Two years after acquiring Intervisual Books and Piggy Toes Press, Dalmatian Publishing Group continues to diversify and expand its presence in the children's market. Part of Anderson Press, Dalmatian continues to operate in a decentralized fashion, with Intervisual remaining in Santa Monica, Calif., where Debra Mostow Zakarin is publisher. Zakarin said the transition into Dalmatian has been fluid. “Part of the beauty of having Dalmatian buy us is that they really loved Piggy Toes and Intervisual products and wanted to maintain the integrity of that,” she said. Both Intervisual and Piggy Toes focus on novelty and interactive children's books, with Piggy Toes aimed at children up to six, and Intervisual for older readers.

“Looking at Intervisual and their product line and their incredible library of content, it seemed like a natural match to fit into Dalmatian Publishing Group,” said Mary Counts, president of both Intervisual and Whitman Publishing (another Anderson unit). Rich Hilicki, previously president of Creative Edge (Dalmatian's value book channel business unit), has taken the role of president at Dalmatian Press.

Counts cites the hugely successful Ten Little Ladybugs and a line of Magic Ribbon books as particularly popular products. “We think there is a lot of opportunity in the U.S. and internationally that we've not tapped into yet,” she said, adding that Dalmatian has seen double-digit sales increases in children's book sales since acquiring Intervisual. “It's been a really tough market in the last six to nine months, so it's good to see that Intervisual's product line has stayed strong,” Counts said.

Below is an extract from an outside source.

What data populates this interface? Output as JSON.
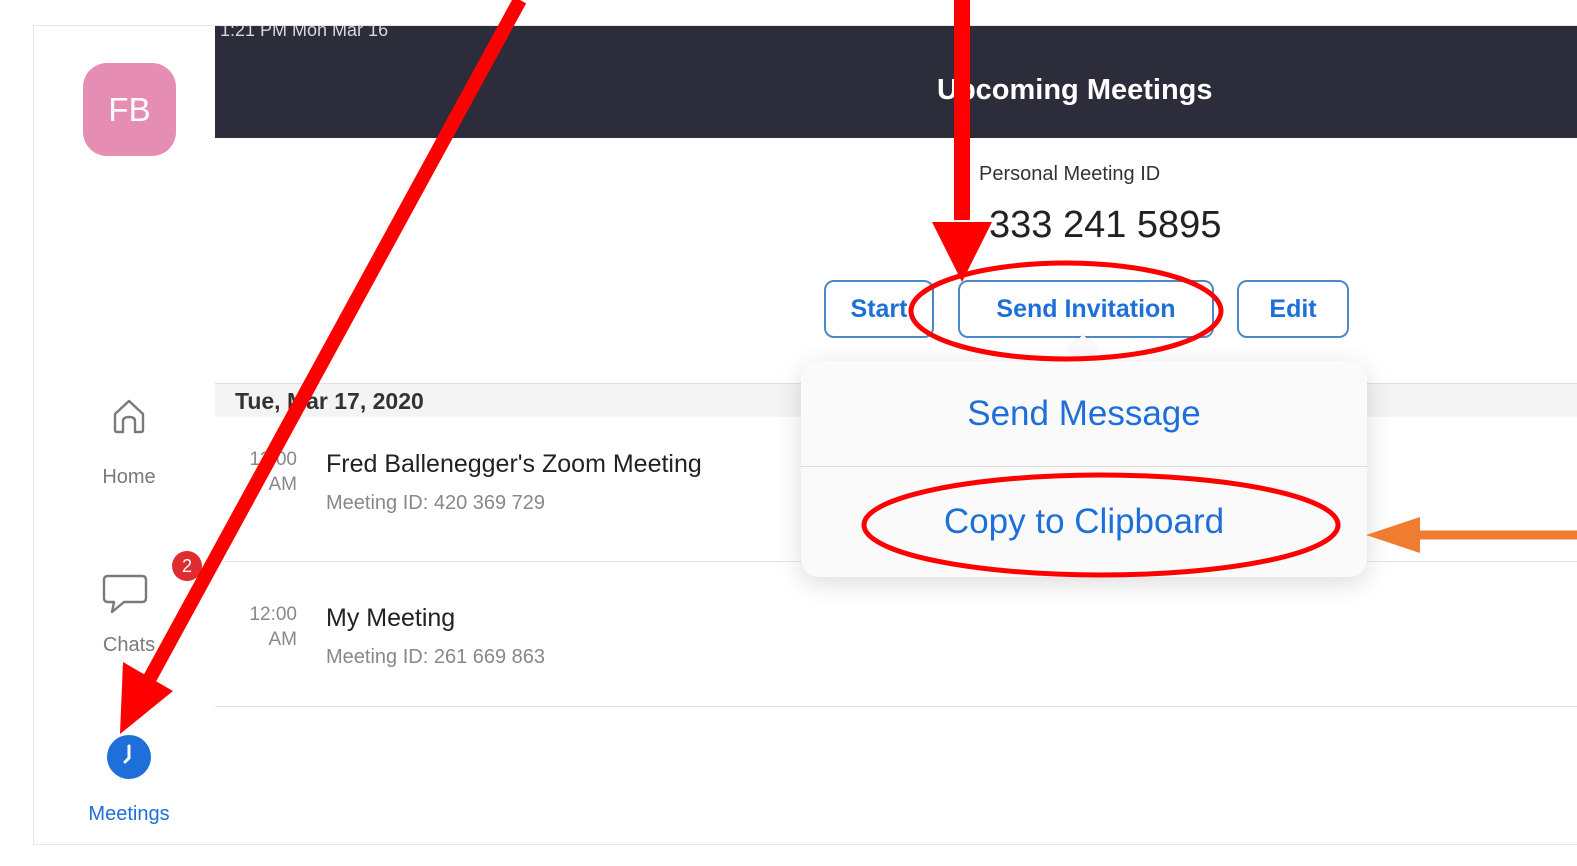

At Intervisual and Piggy Toes, Zakarin said she tries to push the envelope—gently—by experimenting with new formats, such as in Gracie's Gallery, an August picture book by Kelly Houle that makes use of a flip-up Mylar mirror to demonstrate “anamorphic” art. In December, Intervisual will launch four interactive titles—Sharks, Big Cats, Snakes and Wolves—which Zakarin calls “our answer to the Ology books.” In the past two years, Zakarin has seen several advantages arise under ownership by Dalmatian. “We weren't in stores like Wal-Mart or Costco before. With the support of Dalmatian, we've been able to expand distribution in both the domestic and international marketplace.”

Those mass retail accounts are comfortable territory for Dalmatian Publishing Group's Dalmatian Press imprint, based in Franklin, Tenn., which mainly publishes coloring and activity books and generates 70% of its business through mass accounts, with the other 30% attributed to the trade and independent retailers. Dalmatian has two imprints of its own—Spirit Press, aimed at the Christian market, and Sonrisas, which publishes books in Spanish as well as bilingual titles.

The addition of Intervisual, noted Brandon Reed, publisher of Dalmatian Press, has helped his imprint expand beyond the mass merchants. “Probably the most noticeable [growth], aside from indie bookstores, would be international sales,” Reed said. “That's something that they've been successful at for quite a while.”